Country Living Series

Saturday, March 27, 2010


So I was just settling myself down to milk Matilda this morning when one of the neighbor boys came panting up. "Samantha just had her calf!" he gasped. Samantha is their Jersey cow. She was bred to Gimli, our bull, last spring and they've been waiting for her to give birth.

Our girls quickly pelted over to see the new baby. I finished milking, then grabbed the camera and headed over too. I was met at the fence of their corral by my oldest daughter. "Twins!" she shrieked. "She's having twins!"

I vaulted over the fence (okay, I climbed cumbersomely) and dashed over.

You can see the first calf on the ground near the wall. Gee, uh, guess where that second calf is?

Calf #1 tries to stand.

The second calf just sort of hung there for the longest time - at least five minutes. All the kids were speculating it was dead. But Samantha was just waiting for another contraction to push it out.

Sloop!
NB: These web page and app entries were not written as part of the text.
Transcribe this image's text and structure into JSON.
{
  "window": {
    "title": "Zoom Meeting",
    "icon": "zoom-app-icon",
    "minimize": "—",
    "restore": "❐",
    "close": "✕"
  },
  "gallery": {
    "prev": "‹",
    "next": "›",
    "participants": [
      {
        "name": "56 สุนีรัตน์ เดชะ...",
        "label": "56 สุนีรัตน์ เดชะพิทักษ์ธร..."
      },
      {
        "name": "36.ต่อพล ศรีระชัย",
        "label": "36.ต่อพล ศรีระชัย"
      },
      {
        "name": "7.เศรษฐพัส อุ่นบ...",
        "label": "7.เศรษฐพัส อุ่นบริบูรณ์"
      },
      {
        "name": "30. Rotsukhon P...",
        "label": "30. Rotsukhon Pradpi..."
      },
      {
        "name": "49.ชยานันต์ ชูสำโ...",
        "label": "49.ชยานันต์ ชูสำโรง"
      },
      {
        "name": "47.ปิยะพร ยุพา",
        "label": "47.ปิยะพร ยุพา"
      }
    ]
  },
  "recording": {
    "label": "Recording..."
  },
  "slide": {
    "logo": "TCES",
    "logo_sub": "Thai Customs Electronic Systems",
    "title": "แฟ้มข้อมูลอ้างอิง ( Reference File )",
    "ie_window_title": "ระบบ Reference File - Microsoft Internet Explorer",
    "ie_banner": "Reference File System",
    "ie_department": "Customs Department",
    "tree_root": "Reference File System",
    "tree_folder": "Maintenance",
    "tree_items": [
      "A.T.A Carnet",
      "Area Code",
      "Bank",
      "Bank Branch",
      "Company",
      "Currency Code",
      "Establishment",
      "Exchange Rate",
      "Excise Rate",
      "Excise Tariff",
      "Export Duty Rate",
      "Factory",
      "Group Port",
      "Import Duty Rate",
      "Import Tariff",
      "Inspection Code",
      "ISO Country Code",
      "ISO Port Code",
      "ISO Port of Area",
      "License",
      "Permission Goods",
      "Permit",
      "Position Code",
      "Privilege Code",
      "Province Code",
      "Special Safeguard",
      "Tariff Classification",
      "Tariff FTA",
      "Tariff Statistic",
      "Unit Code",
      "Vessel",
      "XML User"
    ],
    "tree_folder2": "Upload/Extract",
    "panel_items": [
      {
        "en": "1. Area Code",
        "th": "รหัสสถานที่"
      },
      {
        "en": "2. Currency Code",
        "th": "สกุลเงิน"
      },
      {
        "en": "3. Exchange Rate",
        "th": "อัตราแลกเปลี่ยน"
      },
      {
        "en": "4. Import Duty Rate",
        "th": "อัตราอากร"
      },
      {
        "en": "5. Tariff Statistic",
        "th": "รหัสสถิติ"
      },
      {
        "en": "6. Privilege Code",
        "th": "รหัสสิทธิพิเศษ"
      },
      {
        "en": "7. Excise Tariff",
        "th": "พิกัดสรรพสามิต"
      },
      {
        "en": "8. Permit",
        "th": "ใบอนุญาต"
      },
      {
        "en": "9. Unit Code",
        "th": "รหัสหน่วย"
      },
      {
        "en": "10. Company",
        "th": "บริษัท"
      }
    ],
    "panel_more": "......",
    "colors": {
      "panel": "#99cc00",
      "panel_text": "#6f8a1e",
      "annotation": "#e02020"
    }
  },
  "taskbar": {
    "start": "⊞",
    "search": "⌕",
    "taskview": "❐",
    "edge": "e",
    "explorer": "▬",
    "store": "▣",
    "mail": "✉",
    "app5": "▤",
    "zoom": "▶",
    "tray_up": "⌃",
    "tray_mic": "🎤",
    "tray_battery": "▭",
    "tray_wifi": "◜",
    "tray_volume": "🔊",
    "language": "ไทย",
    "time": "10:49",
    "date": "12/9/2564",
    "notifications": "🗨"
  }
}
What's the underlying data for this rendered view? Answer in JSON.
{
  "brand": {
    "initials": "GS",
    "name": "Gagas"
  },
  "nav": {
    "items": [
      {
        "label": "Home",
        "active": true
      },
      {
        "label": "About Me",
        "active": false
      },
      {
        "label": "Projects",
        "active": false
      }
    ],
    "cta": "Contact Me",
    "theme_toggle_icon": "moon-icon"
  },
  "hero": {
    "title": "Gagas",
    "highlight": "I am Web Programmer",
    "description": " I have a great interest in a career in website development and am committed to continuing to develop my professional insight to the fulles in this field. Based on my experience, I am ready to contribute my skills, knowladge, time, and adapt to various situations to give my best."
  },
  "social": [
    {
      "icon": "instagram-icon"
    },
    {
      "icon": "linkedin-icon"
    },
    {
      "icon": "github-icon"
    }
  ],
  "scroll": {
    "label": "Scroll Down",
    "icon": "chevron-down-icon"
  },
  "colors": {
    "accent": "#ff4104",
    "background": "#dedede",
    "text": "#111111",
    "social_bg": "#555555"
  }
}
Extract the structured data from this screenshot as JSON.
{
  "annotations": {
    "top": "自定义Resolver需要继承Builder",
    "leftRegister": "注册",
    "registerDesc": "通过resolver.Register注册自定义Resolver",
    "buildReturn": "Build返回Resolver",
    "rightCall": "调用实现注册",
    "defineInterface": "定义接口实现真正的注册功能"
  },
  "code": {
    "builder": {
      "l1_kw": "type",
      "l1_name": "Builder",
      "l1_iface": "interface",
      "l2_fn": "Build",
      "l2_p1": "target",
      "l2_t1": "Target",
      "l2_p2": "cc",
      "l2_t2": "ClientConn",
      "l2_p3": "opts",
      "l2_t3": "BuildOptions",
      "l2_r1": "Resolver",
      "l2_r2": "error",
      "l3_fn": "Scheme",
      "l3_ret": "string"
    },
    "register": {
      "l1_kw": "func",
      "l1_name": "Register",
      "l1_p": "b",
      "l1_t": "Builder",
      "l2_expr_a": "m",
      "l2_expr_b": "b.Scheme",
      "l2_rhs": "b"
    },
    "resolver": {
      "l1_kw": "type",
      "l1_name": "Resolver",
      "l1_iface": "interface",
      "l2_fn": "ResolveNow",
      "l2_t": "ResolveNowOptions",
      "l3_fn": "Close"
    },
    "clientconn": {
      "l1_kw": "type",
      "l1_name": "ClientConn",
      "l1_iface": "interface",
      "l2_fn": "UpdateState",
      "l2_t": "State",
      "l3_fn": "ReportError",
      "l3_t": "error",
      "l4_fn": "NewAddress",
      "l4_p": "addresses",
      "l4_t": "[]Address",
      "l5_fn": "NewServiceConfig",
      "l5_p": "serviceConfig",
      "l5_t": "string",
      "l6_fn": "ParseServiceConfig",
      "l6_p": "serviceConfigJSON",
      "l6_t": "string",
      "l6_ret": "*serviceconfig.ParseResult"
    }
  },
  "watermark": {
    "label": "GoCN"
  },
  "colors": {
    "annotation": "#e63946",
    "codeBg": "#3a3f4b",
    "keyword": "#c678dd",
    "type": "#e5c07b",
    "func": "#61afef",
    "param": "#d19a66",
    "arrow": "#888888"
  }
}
There it goes.

The baby was still almost totally encased in the amniotic sac. Samantha starts to lick and slurp it away.

Meanwhile the kids still speculated the second calf was dead because it hadn't so much as twitched.

Suddenly the calf twitched and took a breath, and everyone cheered.

Samantha has the sac almost all the way off.

My husband had an appointment for which he needed the camera, so after this last shot I had to dash home, download the photos, and pass the camera off to him before coming back to coo over the new babies. I'll take more shots of the dried-off cuties as soon as I can.

Oh, and they're both little heifers! Sweet little girls, as yet unnamed. UPDATE: They named them Daisy and Lilly.

You know, I've heard it said by some people that rural children are pathetic and deprived because they never get to go to museums, concerts, or any of the other fine amenities a city has to offer.

I beg to differ.


  1. Rural children are in no way deprived. In fact, I believe the city kids are deprived in that they never get to witness all the wonders that rural life has to offer. Sure, museums are great, but seeing a calf come into this world is AMAZING!

  2. We don't live in the city but we are not really rural either, and I always feel that our children are missing out. I am always dreaming about moving to the "middle of nowhere". I have always felt that the rural children are the luckiest. I grew up in a tiny town in southern Idaho and did many things that our kids can not do. Like watching calves be born. What a blessing to see!

  3. Isn't evolution amazing? How did it..uhh they umm...whatever that wonderful thing is that does that do it? Hardy har! Have a GREAT Easter everyone. Praise the Lord!

  4. I prefer not to assist with calving, but to leave it hanging for 5 minutes like this is not wise as the navel cord gets thin because of stretching, and also no help when the sack stays over the head. Close call.
    Dogs eating afterbirth is a bad idea, risk for neospora.